## Records drawn from a dataset
[Start of section]

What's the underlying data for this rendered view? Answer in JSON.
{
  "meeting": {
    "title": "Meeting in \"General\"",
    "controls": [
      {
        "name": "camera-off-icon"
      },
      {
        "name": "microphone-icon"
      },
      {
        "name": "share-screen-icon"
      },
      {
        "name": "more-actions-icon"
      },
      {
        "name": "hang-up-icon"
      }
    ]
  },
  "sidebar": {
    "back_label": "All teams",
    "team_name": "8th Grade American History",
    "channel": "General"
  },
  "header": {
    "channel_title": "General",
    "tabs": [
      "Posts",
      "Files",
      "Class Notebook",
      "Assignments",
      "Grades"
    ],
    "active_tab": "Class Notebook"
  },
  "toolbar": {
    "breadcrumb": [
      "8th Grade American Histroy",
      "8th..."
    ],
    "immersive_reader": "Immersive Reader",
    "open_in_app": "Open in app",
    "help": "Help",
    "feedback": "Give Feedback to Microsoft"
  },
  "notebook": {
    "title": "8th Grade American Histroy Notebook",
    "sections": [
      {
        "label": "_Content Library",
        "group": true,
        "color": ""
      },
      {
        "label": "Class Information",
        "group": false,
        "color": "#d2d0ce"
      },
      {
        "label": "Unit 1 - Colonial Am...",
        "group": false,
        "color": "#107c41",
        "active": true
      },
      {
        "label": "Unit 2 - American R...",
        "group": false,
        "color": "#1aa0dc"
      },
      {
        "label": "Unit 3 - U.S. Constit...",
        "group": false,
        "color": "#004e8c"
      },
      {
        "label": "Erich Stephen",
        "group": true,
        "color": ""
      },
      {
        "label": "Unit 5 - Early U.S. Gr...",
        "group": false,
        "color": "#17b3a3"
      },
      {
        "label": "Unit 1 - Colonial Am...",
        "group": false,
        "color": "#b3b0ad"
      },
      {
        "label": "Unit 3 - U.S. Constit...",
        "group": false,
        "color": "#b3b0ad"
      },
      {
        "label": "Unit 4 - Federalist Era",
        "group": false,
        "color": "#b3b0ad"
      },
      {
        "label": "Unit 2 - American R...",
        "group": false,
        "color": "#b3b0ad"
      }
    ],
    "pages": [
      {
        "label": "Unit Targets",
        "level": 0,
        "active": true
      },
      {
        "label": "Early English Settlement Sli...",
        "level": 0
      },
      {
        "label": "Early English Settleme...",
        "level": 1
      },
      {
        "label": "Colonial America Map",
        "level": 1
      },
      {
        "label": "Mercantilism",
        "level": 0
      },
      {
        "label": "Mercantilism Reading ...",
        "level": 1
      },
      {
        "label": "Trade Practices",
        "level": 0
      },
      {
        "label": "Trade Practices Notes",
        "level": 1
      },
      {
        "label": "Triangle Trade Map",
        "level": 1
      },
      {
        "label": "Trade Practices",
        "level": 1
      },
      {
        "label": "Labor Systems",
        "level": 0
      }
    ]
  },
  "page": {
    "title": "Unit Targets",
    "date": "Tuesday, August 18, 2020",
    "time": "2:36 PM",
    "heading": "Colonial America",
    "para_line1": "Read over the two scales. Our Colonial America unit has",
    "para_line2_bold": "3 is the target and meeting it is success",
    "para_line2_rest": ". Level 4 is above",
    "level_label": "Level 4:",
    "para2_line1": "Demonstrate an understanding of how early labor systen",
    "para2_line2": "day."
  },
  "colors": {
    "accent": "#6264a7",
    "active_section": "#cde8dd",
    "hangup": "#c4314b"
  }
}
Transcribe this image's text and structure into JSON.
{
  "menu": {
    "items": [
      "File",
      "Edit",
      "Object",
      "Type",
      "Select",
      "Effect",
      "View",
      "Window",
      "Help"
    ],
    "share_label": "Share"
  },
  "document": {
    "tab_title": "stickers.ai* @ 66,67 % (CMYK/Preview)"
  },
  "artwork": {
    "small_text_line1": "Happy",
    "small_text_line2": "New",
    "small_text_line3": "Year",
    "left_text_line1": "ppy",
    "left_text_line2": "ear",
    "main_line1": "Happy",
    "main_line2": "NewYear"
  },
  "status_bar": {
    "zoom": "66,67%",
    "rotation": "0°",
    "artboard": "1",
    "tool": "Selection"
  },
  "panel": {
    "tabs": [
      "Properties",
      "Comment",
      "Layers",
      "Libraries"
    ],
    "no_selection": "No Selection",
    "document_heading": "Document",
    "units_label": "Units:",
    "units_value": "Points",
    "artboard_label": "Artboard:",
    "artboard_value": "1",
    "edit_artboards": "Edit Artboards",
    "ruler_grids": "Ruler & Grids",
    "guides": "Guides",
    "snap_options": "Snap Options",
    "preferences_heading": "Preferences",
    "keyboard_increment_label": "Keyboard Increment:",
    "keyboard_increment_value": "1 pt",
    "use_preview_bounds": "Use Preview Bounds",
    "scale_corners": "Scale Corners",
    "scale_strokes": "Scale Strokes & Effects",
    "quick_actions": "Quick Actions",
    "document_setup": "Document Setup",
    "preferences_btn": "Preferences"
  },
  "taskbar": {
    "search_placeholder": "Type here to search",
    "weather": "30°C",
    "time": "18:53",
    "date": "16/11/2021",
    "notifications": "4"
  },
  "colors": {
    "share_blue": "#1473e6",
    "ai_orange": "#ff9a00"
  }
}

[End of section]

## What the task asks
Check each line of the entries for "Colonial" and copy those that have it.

## Response below
        "label": "Unit 1 - Colonial Am...",
        "label": "Unit 1 - Colonial Am...",
        "label": "Colonial America Map",
    "heading": "Colonial America",
    "para_line1": "Read over the two scales. Our Colonial America unit has",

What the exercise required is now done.